Written by EK Seo, Licensed Professional Counselor
We all know that correcting our children’s misbehaviors is necessary and is a part of child discipline. However, we often ask ourselves, what if I shame my children by addressing their wrongdoings?
Shame is a moral emotion arising from failures, transgression, or wrongdoings and follows with a negative, global self-evaluation (e.g., “I am bad,” “I am unworthy,” or “I am a failure”). Feelings of shame attack individuals’ worth by criticizing their entire personalities or characteristics. Any statements with “you never” or “you always” (e.g., you always mess up things) and labeling one’s negative characteristics (e.g., you are lazy or you are stupid) will induce feelings of shame. According to research, shame is related to various mental issues, including depression, anxiety, eating disorder, anger, and low self-esteem (Vikan, Hassel, Rugset, Johansen, & Moen, 2010; Oluyori, 2013; Cook, 2001; Tangney, 1995).
Then, how can we help our children to become responsible for their wrongdoings without attacking their worth? The Gottman Institute suggests complaint rather than criticism (or shaming) for effective communication. Complaint is communicating why the specific behavior is wrong instead of criticizing the worth of the person. Complaint will be a “you did something wrong” statement whereas shaming (or criticism) will be “there is something wrong with you” statement. An example of complaint is “I am upset that you hit your brother” while shaming (or criticism) is “you always hit your brother, you are a such a bad child.” When we focus on the specific behavior, children will feel guilty because of what they did wrong. Although guilt is painful, it will help children to repair or amend their behaviors for the failure or wrongdoing.

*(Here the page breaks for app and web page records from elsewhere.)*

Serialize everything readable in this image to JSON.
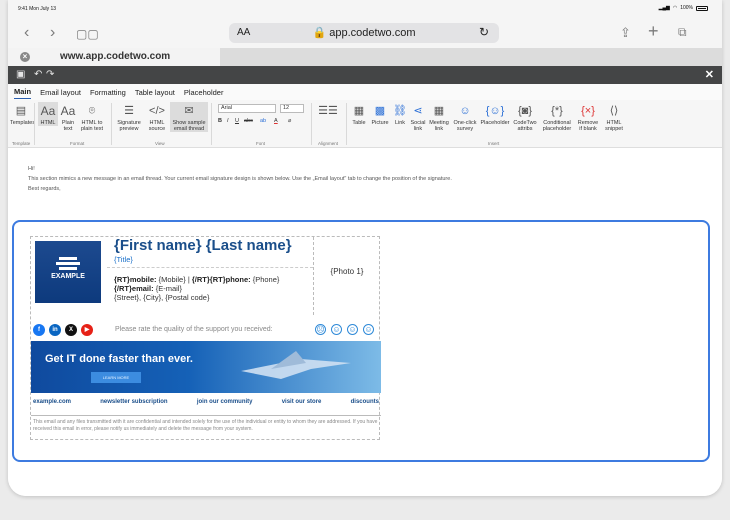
{
  "status": {
    "time": "9:41 Mon July 13",
    "battery": "100%"
  },
  "browser": {
    "aa": "AA",
    "url": "app.codetwo.com",
    "tab_title": "www.app.codetwo.com"
  },
  "menu": {
    "tabs": [
      "Main",
      "Email layout",
      "Formatting",
      "Table layout",
      "Placeholder"
    ]
  },
  "ribbon": {
    "templates": "Templates",
    "html": "HTML",
    "plain_text": "Plain text",
    "html_to_plain": "HTML to plain text",
    "signature_preview": "Signature preview",
    "html_source": "HTML source",
    "show_sample": "Show sample email thread",
    "font_name": "Arial",
    "font_size": "12",
    "table": "Table",
    "picture": "Picture",
    "link": "Link",
    "social_link": "Social link",
    "meeting_link": "Meeting link",
    "survey": "One-click survey",
    "placeholder": "Placeholder",
    "codetwo_attribs": "CodeTwo attribs",
    "conditional": "Conditional placeholder",
    "remove_if_blank": "Remove if blank",
    "html_snippet": "HTML snippet",
    "groups": {
      "template": "Template",
      "format": "Format",
      "view": "View",
      "font": "Font",
      "alignment": "Alignment",
      "insert": "Insert"
    }
  },
  "preview": {
    "greeting": "Hi!",
    "body": "This section mimics a new message in an email thread. Your current email signature design is shown below. Use the „Email layout\" tab to change the position of the signature.",
    "closing": "Best regards,"
  },
  "signature": {
    "logo_text": "EXAMPLE",
    "name": "{First name} {Last name}",
    "title": "{Title}",
    "mobile_label": "{RT}mobile:",
    "mobile_value": "{Mobile}",
    "sep": "|",
    "phone_label": "{/RT}{RT}phone:",
    "phone_value": "{Phone}",
    "email_label": "{/RT}email:",
    "email_value": "{E-mail}",
    "address": "{Street}, {City}, {Postal code}",
    "photo": "{Photo 1}",
    "rate": "Please rate the quality of the support you received:",
    "banner_text": "Get IT done faster than ever.",
    "banner_btn": "LEARN MORE",
    "links": [
      "example.com",
      "newsletter subscription",
      "join our community",
      "visit our store",
      "discounts"
    ],
    "disclaimer": "This email and any files transmitted with it are confidential and intended solely for the use of the individual or entity to whom they are addressed. If you have received this email in error, please notify us immediately and delete the message from your system."
  }
}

- Do not use “always” or “never” statements
- Do utilize the complaint tactic, not the criticism tactic
- Do not attack children’s personalities by labeling (e.g., you are helpless, or you are lazy)
- Focus on the specific behavior (e.g., you lied that your sister broke the computer) rather than attacking the child’s personality (e.g., you are a bad girl)
Parents, don’t be afraid of correcting your child. But be mindful of your words and the focus of the correction.
Vikan, A., Hassel, A. M., Rugset, A., Johansen, H. E., & Moen, T. (2010). A test of shame in outpatients with emotional disorders. Nordic Journal of Psychiatry, 64(3), 196-202.
Oluyori, T. (2013). A systematic review of qualitative studies on shame, guilt and eating disorders. Counseling Psychology Review, 28(4), 47-59.
Cook, D. R. (1989). Internalized Shame Scale (ISS). University of Wisconsin, Stout.
Tangney, J. P. (1995). Shame and guilt in interpersonal relationships. In J. P. Tangney & K. W. Fischer (Eds.), Self-conscious emotions: The psychology of shame, guilt, embarrassment, and pride (pp. 114-139). New York, NY: Guilford Press.